Proven ingredients to look for in skin care products for the periorbital region include aloe vera, which reduces inflammation and encourages skin healing; alpha hydroxy acids, which encourage the production of collagen; arnica, an ingredient that aids in pigment reduction; caffeine, which helps to constrict blood vessels; and ceramides, which help to retain moisture. Other great ingredients include hyaluronic acid, which hydrates the skin; kojic acid, an ingredient that aids in pigment reduction; licorice extract, which aids in pigment reduction; niacinamide, a form of vitamin B that aids in pigment reduction; peptides, which encourage the production of collagen and elastin; retinol, a form of vitamin A that encourages cell regeneration and helps to minimize wrinkles; and vitamin C, which encourages the production of collagen.
While the causes of common aesthetic conditions of the periorbital region have been explored and various treatment options have been highlighted, the most important message on this topic is that of prevention. With the exception of those who have a genetic predisposition to undereye puffiness and dark circles, or have a medical cause for the formation of these conditions, clients can avoid the formation of puffiness and dark circles by making sun protection a habit. Ultraviolet radiation is the main culprit in skin aging; not only does it break down collagen, it also causes hyperpigmentation, rough texture, dryness, the formation of fine lines, wrinkles, and much more.

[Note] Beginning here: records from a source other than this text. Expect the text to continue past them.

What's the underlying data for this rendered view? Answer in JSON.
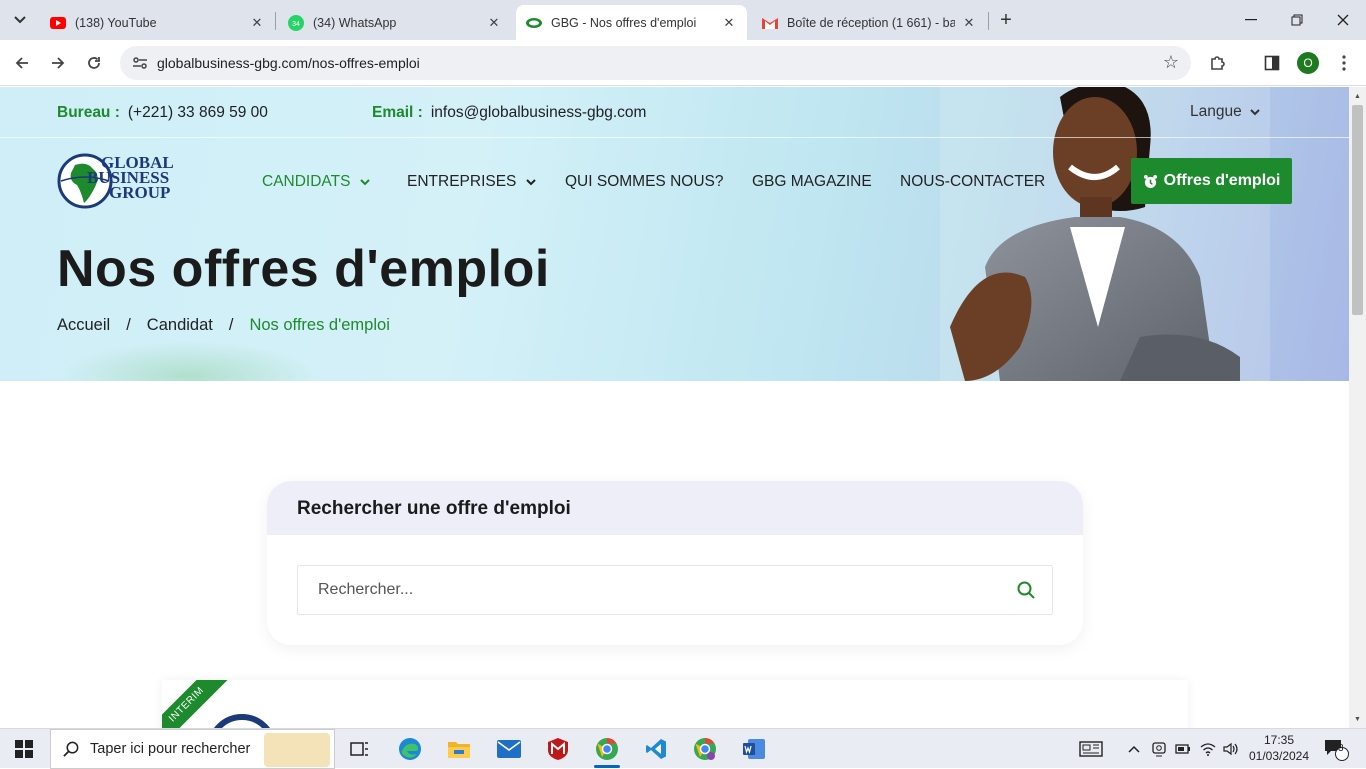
{
  "browser": {
    "tabs": [
      {
        "title": "(138) YouTube",
        "icon": "youtube-icon",
        "active": false
      },
      {
        "title": "(34) WhatsApp",
        "icon": "whatsapp-icon",
        "active": false,
        "badge": "34"
      },
      {
        "title": "GBG - Nos offres d'emploi",
        "icon": "gbg-icon",
        "active": true
      },
      {
        "title": "Boîte de réception (1 661) - bag",
        "icon": "gmail-icon",
        "active": false
      }
    ],
    "url": "globalbusiness-gbg.com/nos-offres-emploi",
    "profile_initial": "O"
  },
  "topbar": {
    "bureau_label": "Bureau :",
    "bureau_value": "(+221) 33 869 59 00",
    "email_label": "Email :",
    "email_value": "infos@globalbusiness-gbg.com",
    "langue": "Langue"
  },
  "logo": {
    "line1": "GLOBAL",
    "line2": "BUSINESS",
    "line3": "GROUP"
  },
  "nav": {
    "candidats": "CANDIDATS",
    "entreprises": "ENTREPRISES",
    "qui": "QUI SOMMES NOUS?",
    "magazine": "GBG MAGAZINE",
    "contact": "NOUS-CONTACTER",
    "cta": "Offres d'emploi"
  },
  "hero": {
    "title": "Nos offres d'emploi",
    "breadcrumb": [
      "Accueil",
      "Candidat",
      "Nos offres d'emploi"
    ]
  },
  "search": {
    "heading": "Rechercher une offre d'emploi",
    "placeholder": "Rechercher..."
  },
  "job": {
    "ribbon": "INTERIM"
  },
  "taskbar": {
    "search_placeholder": "Taper ici pour rechercher",
    "time": "17:35",
    "date": "01/03/2024",
    "notifications": "3"
  },
  "colors": {
    "brand_green": "#1e8a2e",
    "brand_blue": "#1a3a7a"
  }
}
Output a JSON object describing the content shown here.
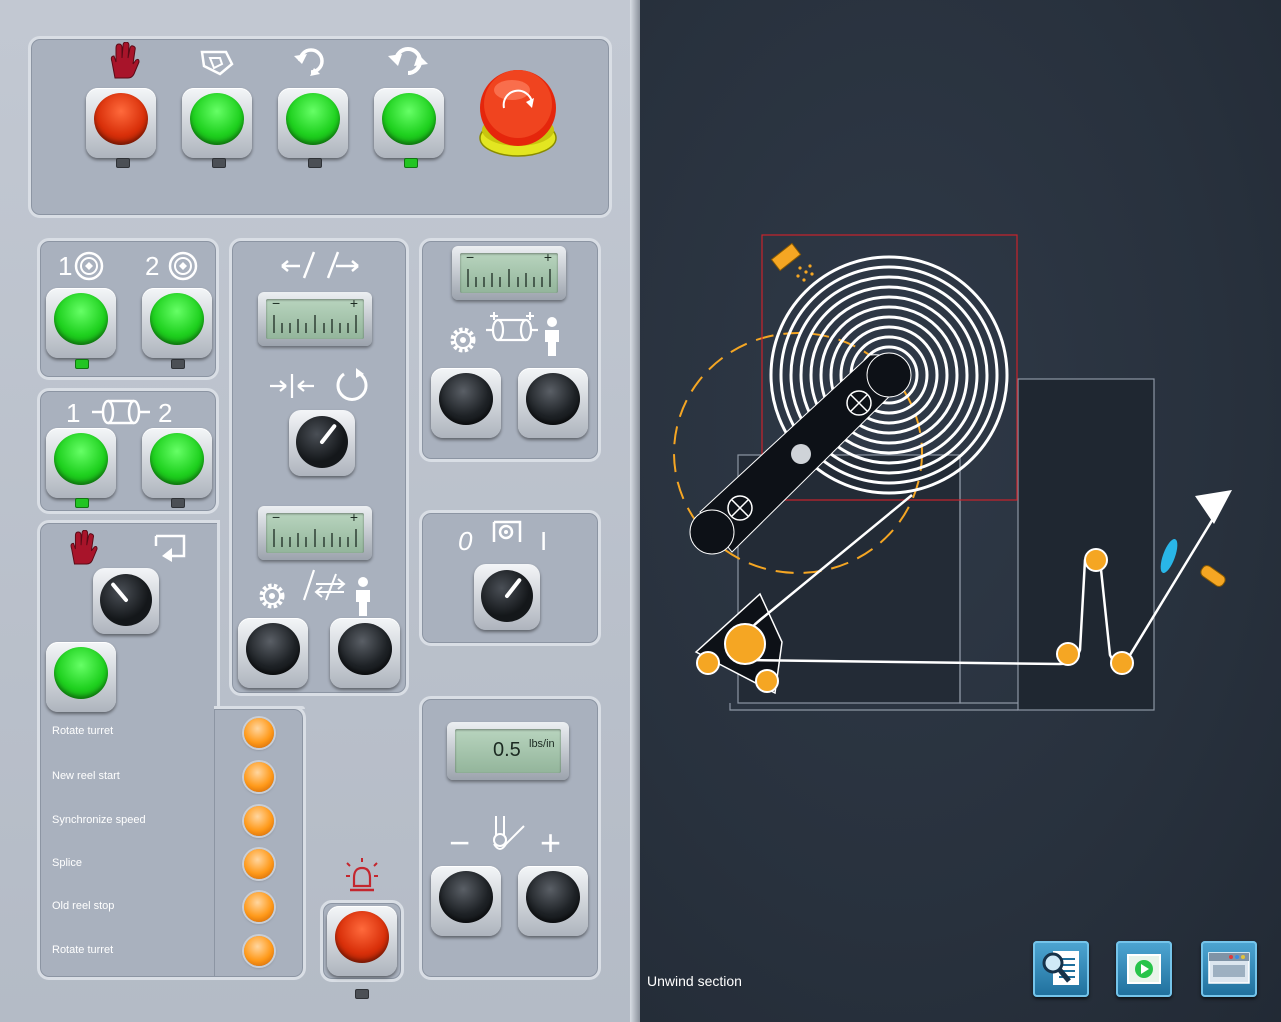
{
  "right_panel": {
    "section_label": "Unwind section",
    "nav_buttons": [
      {
        "icon": "document-zoom-icon"
      },
      {
        "icon": "play-screen-icon"
      },
      {
        "icon": "machine-overview-icon"
      }
    ]
  },
  "top_controls": {
    "buttons": [
      {
        "icon": "hand-stop-icon",
        "cap": "red",
        "led_on": false
      },
      {
        "icon": "rotate-left-icon",
        "cap": "green",
        "led_on": false
      },
      {
        "icon": "rotate-ccw-icon",
        "cap": "green",
        "led_on": false
      },
      {
        "icon": "rotate-cw-icon",
        "cap": "green",
        "led_on": true
      }
    ],
    "emergency_stop": {
      "icon": "emergency-stop-icon"
    }
  },
  "reel_select": {
    "labels": [
      "1",
      "2"
    ],
    "leds_on": [
      true,
      false
    ]
  },
  "roll_select": {
    "labels": [
      "1",
      "2"
    ],
    "leds_on": [
      true,
      false
    ]
  },
  "tension_display": {
    "value": "0.5",
    "unit": "lbs/in"
  },
  "mode_switch": {
    "off_label": "0",
    "on_label": "I"
  },
  "sequence_lamps": [
    {
      "label": "Rotate turret"
    },
    {
      "label": "New reel start"
    },
    {
      "label": "Synchronize speed"
    },
    {
      "label": "Splice"
    },
    {
      "label": "Old reel stop"
    },
    {
      "label": "Rotate turret"
    }
  ],
  "meters": {
    "minus_label": "−",
    "plus_label": "+"
  },
  "tension_adjust": {
    "minus_label": "−",
    "plus_label": "+"
  },
  "colors": {
    "accent_green": "#1fd11f",
    "accent_red": "#d9300a",
    "lamp_orange": "#ff9a1a",
    "diagram_orange": "#f5a623",
    "nav_blue": "#1f6f9c"
  }
}
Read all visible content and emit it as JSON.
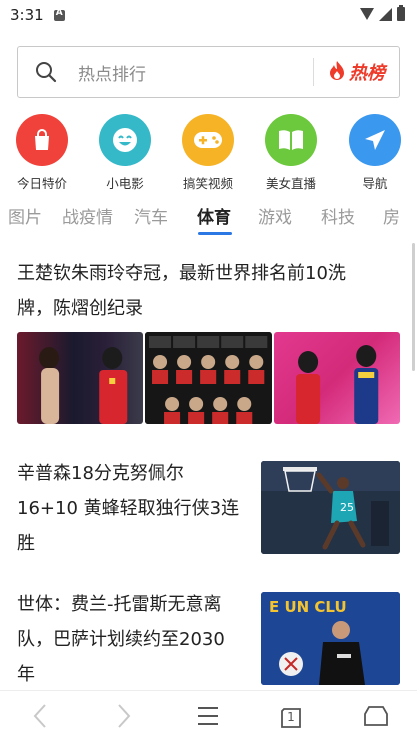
{
  "status_bar": {
    "time": "3:31"
  },
  "search": {
    "placeholder": "热点排行",
    "hot_label": "热榜"
  },
  "quick_links": [
    {
      "label": "今日特价",
      "icon": "shopping-bag-icon",
      "color": "#f0413a"
    },
    {
      "label": "小电影",
      "icon": "smiley-icon",
      "color": "#35b9c9"
    },
    {
      "label": "搞笑视频",
      "icon": "gamepad-icon",
      "color": "#f6b326"
    },
    {
      "label": "美女直播",
      "icon": "book-icon",
      "color": "#6cc83c"
    },
    {
      "label": "导航",
      "icon": "paper-plane-icon",
      "color": "#3a98ef"
    }
  ],
  "tabs": [
    "图片",
    "战疫情",
    "汽车",
    "体育",
    "游戏",
    "科技",
    "房"
  ],
  "active_tab": "体育",
  "articles": [
    {
      "title_lines": [
        "王楚钦朱雨玲夺冠，最新世界排名前10洗",
        "牌，陈熠创纪录"
      ]
    },
    {
      "title_lines": [
        "辛普森18分克努佩尔",
        "16+10 黄蜂轻取独行侠3连",
        "胜"
      ]
    },
    {
      "title_lines": [
        "世体：费兰-托雷斯无意离",
        "队，巴萨计划续约至2030",
        "年"
      ]
    }
  ],
  "bottom_nav": {
    "back": "back-icon",
    "forward": "forward-icon",
    "menu": "menu-icon",
    "tabs_count": "1",
    "home": "home-icon"
  },
  "colors": {
    "accent": "#2b78e4",
    "hot": "#ee3b2a"
  }
}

"To determine the best treatment for undereye circles, it is first necessary to determine the cause."
For optimal protection, sunscreen should be habitually applied each day, sunglasses should be worn whenever outdoors, and hats and other protective clothing should be utilized when in the sun for an extended period of time. Because most eye creams do not contain SPF, it is necessary to layer with a daytime moisturizer or sunscreen before venturing outdoors.
Finally, it should be noted that there really is something to that old adage about beauty sleep. A recent study1 demonstrated that chronic poor sleep quality can have long-term consequences on the skin, such as higher rates of transepidermal water loss, which leads to dryness; reduced circulation, which causes blood vessels below the skin to appear more prominent; and slower recovery from erythema. Many of these occurrences are factors in the development of undereye puffiness and dark circles. Most importantly, however, the study showed that poor sleepers perceived their physical appearance to be less attractive than that of good sleepers.
At the end of the day, the skin care professional’s role in this industry is to help clients feel like the very best version of themselves. By encouraging them to make their personal health and wellness a priority, professionals not only stand to optimize the client’s appearance, but also to improve their overall happiness.
1 Oyetakin-White, P., Suggs, A., Koo, B., et al. (2015). Does poor sleep quality affect skin ageing? Clinical and Experimental Dermatology, 40(1), 17-22.
Ahmed Abdullah, M.D., F.A.C.S., F.I.C.S. is author of the forthcoming book, Simple Skincare, Beautiful Skin: A Back-to-Basics Approach, CEO and founder of Lexli International, Inc., and formulator of the company’s Lexli® line of professional skin care products. A board-certified plastic/reconstructive surgeon and a leading aloe researcher, Abdullah travels the world, educating licensed professionals and consumers alike about the proper ways to utilize aloe in skin care applications, the essential steps to ensuring the skin’s basic needs are met, and setting the record straight on prevalent skin care myths. He regularly sees patients at his practices in Fargo, N.D. and Dubai, United Arab Emirates.